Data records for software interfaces
++++++++++
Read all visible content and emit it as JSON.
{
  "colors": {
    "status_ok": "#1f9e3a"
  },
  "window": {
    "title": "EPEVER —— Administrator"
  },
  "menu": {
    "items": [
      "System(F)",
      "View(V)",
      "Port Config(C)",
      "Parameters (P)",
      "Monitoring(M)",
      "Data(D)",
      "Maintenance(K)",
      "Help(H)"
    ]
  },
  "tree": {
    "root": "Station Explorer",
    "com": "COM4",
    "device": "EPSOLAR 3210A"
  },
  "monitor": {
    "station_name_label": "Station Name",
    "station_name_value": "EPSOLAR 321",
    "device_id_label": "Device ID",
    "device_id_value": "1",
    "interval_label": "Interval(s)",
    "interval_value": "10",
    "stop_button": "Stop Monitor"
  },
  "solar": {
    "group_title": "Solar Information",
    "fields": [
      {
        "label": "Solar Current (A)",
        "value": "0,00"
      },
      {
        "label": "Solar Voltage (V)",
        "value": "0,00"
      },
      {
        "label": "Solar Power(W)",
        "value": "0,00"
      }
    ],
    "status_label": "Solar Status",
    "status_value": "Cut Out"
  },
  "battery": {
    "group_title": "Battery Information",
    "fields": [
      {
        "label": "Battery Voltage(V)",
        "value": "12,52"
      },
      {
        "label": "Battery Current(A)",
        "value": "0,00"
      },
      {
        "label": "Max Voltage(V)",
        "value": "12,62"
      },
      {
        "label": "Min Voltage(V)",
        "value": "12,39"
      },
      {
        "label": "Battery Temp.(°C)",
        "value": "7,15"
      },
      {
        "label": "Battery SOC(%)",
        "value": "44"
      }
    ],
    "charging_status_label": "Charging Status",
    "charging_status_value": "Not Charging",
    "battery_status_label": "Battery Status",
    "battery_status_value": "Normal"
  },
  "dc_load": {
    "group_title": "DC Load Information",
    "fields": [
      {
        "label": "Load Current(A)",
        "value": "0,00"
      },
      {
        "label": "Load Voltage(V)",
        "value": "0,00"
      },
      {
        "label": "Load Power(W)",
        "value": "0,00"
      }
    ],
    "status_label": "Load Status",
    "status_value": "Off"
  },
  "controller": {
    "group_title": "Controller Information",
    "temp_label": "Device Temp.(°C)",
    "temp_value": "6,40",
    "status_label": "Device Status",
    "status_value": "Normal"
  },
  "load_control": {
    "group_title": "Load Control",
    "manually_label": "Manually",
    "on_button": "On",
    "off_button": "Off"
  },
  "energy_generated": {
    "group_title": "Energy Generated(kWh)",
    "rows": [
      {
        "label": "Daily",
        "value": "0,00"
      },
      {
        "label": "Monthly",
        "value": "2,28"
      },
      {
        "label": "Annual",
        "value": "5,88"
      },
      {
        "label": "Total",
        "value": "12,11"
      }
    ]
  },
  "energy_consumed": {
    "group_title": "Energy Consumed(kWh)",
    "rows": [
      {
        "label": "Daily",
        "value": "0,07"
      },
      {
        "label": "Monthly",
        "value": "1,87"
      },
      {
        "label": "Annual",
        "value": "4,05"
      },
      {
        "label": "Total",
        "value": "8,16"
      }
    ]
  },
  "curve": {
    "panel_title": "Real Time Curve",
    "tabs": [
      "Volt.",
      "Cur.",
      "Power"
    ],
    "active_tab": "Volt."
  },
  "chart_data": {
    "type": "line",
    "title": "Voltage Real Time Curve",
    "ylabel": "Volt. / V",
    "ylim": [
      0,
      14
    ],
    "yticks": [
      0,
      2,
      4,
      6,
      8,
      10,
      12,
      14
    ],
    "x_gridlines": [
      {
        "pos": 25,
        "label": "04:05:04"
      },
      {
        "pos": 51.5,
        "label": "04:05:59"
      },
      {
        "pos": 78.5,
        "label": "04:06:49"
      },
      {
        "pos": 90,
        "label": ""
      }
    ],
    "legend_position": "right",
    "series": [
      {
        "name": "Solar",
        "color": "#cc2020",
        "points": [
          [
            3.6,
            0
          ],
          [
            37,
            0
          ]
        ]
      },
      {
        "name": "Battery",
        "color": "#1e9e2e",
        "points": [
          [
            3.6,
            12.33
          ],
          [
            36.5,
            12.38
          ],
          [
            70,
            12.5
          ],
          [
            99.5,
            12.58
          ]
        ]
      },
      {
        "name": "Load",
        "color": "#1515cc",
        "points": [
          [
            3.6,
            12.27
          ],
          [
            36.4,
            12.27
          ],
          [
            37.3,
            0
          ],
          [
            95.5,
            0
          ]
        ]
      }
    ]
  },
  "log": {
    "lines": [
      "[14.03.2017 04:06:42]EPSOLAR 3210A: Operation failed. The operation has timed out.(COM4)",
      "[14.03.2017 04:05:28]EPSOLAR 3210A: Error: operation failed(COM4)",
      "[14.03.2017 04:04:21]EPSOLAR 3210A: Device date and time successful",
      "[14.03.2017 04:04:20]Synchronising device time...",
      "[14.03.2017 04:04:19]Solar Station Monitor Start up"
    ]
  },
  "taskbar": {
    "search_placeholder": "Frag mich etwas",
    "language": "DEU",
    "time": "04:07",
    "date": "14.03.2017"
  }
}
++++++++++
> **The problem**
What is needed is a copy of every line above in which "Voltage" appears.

> **Exercise result**
        "label": "Solar Voltage (V)",
        "label": "Battery Voltage(V)",
        "label": "Max Voltage(V)",
        "label": "Min Voltage(V)",
        "label": "Load Voltage(V)",
    "title": "Voltage Real Time Curve",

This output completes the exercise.